REQUIRED WORK:
In full and without alteration, output each record given here.

[[ TASK INPUT, beginning ]]

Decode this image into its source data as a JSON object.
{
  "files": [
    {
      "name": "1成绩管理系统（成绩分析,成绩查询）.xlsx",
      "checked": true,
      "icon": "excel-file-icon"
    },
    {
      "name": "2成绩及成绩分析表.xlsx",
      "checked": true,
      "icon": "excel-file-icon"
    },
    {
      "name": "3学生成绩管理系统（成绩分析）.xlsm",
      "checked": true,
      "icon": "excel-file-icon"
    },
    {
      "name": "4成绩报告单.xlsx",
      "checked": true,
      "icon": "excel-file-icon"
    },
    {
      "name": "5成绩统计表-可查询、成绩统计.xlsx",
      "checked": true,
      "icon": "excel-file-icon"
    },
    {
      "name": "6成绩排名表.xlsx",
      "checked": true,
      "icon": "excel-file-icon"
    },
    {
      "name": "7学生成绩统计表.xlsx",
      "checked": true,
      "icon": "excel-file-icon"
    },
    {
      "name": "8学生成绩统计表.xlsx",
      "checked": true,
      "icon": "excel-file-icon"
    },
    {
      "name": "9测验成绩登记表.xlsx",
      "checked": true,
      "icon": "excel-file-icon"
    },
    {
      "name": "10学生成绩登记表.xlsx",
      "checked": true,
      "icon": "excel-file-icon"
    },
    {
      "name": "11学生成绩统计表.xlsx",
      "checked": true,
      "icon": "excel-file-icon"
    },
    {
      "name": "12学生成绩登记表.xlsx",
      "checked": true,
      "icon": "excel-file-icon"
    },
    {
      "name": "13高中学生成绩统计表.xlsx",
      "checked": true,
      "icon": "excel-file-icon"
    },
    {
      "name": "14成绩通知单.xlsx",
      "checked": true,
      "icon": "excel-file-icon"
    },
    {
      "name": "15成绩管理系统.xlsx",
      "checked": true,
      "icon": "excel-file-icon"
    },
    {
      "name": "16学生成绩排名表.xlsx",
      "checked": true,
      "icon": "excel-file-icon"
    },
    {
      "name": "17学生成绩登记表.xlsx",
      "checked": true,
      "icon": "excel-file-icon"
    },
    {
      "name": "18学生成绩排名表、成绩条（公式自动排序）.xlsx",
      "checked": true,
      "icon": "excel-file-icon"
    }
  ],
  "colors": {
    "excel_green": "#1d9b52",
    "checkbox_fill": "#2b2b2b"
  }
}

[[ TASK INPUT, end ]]

TASK OUTPUT:
Decode this image into its source data as a JSON object.
{
  "files": [
    {
      "name": "1成绩管理系统（成绩分析,成绩查询）.xlsx",
      "checked": true,
      "icon": "excel-file-icon"
    },
    {
      "name": "2成绩及成绩分析表.xlsx",
      "checked": true,
      "icon": "excel-file-icon"
    },
    {
      "name": "3学生成绩管理系统（成绩分析）.xlsm",
      "checked": true,
      "icon": "excel-file-icon"
    },
    {
      "name": "4成绩报告单.xlsx",
      "checked": true,
      "icon": "excel-file-icon"
    },
    {
      "name": "5成绩统计表-可查询、成绩统计.xlsx",
      "checked": true,
      "icon": "excel-file-icon"
    },
    {
      "name": "6成绩排名表.xlsx",
      "checked": true,
      "icon": "excel-file-icon"
    },
    {
      "name": "7学生成绩统计表.xlsx",
      "checked": true,
      "icon": "excel-file-icon"
    },
    {
      "name": "8学生成绩统计表.xlsx",
      "checked": true,
      "icon": "excel-file-icon"
    },
    {
      "name": "9测验成绩登记表.xlsx",
      "checked": true,
      "icon": "excel-file-icon"
    },
    {
      "name": "10学生成绩登记表.xlsx",
      "checked": true,
      "icon": "excel-file-icon"
    },
    {
      "name": "11学生成绩统计表.xlsx",
      "checked": true,
      "icon": "excel-file-icon"
    },
    {
      "name": "12学生成绩登记表.xlsx",
      "checked": true,
      "icon": "excel-file-icon"
    },
    {
      "name": "13高中学生成绩统计表.xlsx",
      "checked": true,
      "icon": "excel-file-icon"
    },
    {
      "name": "14成绩通知单.xlsx",
      "checked": true,
      "icon": "excel-file-icon"
    },
    {
      "name": "15成绩管理系统.xlsx",
      "checked": true,
      "icon": "excel-file-icon"
    },
    {
      "name": "16学生成绩排名表.xlsx",
      "checked": true,
      "icon": "excel-file-icon"
    },
    {
      "name": "17学生成绩登记表.xlsx",
      "checked": true,
      "icon": "excel-file-icon"
    },
    {
      "name": "18学生成绩排名表、成绩条（公式自动排序）.xlsx",
      "checked": true,
      "icon": "excel-file-icon"
    }
  ],
  "colors": {
    "excel_green": "#1d9b52",
    "checkbox_fill": "#2b2b2b"
  }
}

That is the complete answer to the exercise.